Secretary general of the Estonian Ministry of Defense Kristjan Prikk has signed a joint technical arrangement agreement with Finland and Latvia, which enables Estonia to continue its participation in the program to develop the military requirements and platform for the potential procurement of armored vehicles with a common armored wheeled system, spokespeople for the Ministry of Defense said on Monday.
"With the project that has several parties involved, we have to keep in mind that our primary goal here is to develop a platform that meets the requirements of Estonian defense forces with a favorable price. We see a big potential in this project, especially as we are involved already in the development phase, which is the best way to secure that eventually we will have equipment that meets our needs," Prikk said.
For Estonia, the development of the armored vehicle platform means the possible replacement of the older generation Pasi armored vehicles currently used by the defense forces. The decision to replace the vehicles is expected to be made with the country's new national defense development plan.
"It is important for us that international defense cooperation, which has a very clear economic dimension, continues. In the current crisis, it is also crucial that we continue to strengthen our defense capability and, if possible, lay the foundation for creating new jobs or maintaining existing ones in the Estonian defense industry sector," Prikk added.

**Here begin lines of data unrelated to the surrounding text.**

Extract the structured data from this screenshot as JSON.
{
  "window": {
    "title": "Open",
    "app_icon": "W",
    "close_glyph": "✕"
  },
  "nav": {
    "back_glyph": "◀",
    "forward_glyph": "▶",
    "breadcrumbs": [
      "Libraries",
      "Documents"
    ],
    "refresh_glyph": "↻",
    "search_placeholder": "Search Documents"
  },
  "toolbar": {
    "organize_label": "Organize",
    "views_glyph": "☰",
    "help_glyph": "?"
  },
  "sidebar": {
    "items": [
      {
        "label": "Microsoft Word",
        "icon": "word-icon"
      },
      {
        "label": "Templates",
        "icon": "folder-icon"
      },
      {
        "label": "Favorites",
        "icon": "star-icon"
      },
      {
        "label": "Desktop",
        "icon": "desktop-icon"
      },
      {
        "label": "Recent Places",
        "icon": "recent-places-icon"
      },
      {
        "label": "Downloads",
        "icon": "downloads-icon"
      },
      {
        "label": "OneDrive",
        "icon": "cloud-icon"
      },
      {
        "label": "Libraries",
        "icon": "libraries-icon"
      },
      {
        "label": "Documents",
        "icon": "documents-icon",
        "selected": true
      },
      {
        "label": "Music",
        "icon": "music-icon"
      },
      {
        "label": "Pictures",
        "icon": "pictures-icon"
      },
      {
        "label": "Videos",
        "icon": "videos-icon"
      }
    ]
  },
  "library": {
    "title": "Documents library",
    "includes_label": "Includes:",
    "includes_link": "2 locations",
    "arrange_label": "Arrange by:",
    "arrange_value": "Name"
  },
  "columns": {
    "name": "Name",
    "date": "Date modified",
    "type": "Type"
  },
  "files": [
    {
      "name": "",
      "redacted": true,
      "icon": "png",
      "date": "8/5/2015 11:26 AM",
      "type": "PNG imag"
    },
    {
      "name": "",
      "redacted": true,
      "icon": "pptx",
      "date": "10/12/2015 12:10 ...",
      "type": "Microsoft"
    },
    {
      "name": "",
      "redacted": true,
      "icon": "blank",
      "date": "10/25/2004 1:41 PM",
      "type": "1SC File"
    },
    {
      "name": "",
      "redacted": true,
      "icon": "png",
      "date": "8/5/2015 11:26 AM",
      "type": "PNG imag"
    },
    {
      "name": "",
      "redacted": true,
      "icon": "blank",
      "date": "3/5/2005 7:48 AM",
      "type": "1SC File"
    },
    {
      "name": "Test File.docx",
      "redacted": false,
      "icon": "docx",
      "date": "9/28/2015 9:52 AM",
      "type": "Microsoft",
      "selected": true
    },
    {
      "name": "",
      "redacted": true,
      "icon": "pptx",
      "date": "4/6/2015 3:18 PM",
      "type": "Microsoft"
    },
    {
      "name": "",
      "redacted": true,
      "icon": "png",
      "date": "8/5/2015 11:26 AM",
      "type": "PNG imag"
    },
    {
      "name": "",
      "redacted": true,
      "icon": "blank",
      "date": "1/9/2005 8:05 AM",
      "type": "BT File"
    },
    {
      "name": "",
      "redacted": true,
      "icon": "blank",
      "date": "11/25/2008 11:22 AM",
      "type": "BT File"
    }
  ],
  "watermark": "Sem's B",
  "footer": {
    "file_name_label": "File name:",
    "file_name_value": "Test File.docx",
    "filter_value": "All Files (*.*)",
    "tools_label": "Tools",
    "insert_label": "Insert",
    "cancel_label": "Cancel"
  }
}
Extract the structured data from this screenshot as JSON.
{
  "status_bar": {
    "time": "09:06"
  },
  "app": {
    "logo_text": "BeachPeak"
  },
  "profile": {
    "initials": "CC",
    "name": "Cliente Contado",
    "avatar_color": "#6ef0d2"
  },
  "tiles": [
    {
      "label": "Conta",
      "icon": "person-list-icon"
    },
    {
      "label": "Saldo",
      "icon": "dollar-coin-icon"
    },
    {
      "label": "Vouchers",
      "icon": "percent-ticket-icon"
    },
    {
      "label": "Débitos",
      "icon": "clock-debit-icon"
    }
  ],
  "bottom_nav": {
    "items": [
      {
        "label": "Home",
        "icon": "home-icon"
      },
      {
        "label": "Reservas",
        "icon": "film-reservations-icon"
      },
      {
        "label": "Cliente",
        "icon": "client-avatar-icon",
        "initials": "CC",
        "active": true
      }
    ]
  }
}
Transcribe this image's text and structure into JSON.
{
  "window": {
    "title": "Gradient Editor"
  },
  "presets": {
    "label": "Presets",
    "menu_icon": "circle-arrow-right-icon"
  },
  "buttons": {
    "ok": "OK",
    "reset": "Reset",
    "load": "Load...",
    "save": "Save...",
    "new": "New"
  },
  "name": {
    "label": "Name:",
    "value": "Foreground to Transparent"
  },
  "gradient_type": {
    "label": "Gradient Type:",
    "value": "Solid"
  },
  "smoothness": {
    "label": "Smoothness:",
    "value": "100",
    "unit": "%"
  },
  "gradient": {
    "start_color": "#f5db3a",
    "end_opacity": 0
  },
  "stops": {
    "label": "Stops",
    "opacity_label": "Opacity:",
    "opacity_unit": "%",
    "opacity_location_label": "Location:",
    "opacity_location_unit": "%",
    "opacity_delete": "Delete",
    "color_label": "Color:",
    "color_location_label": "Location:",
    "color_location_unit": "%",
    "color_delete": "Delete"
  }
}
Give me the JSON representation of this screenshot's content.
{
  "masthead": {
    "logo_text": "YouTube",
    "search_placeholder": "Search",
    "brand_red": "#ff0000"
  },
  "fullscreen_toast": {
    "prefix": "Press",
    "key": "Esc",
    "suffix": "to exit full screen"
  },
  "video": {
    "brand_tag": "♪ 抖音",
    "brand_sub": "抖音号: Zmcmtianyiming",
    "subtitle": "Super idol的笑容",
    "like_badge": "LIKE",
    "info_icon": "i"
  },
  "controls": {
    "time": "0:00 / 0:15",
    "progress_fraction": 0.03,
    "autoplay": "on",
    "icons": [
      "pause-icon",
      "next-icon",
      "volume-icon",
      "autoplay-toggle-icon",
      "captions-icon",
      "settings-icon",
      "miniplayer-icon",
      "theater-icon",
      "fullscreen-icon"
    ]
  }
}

Within the framework of the agreement, Finland, Latvia and Estonia agreed on common technical requirements for the armored vehicles platform to be developed and on the development of a vehicle prototype. The first results are planned to be achieved this year.
Under the agreement, countries are free to choose their future partners for the vehicles' maintenance, crew training and spare parts. The Estonian defense forces currently have 140 armored vehicles in their fleet, of which approximately 100 need to be replaced in the coming years. The first vehicles will come to the end of their lifecycle in 2024.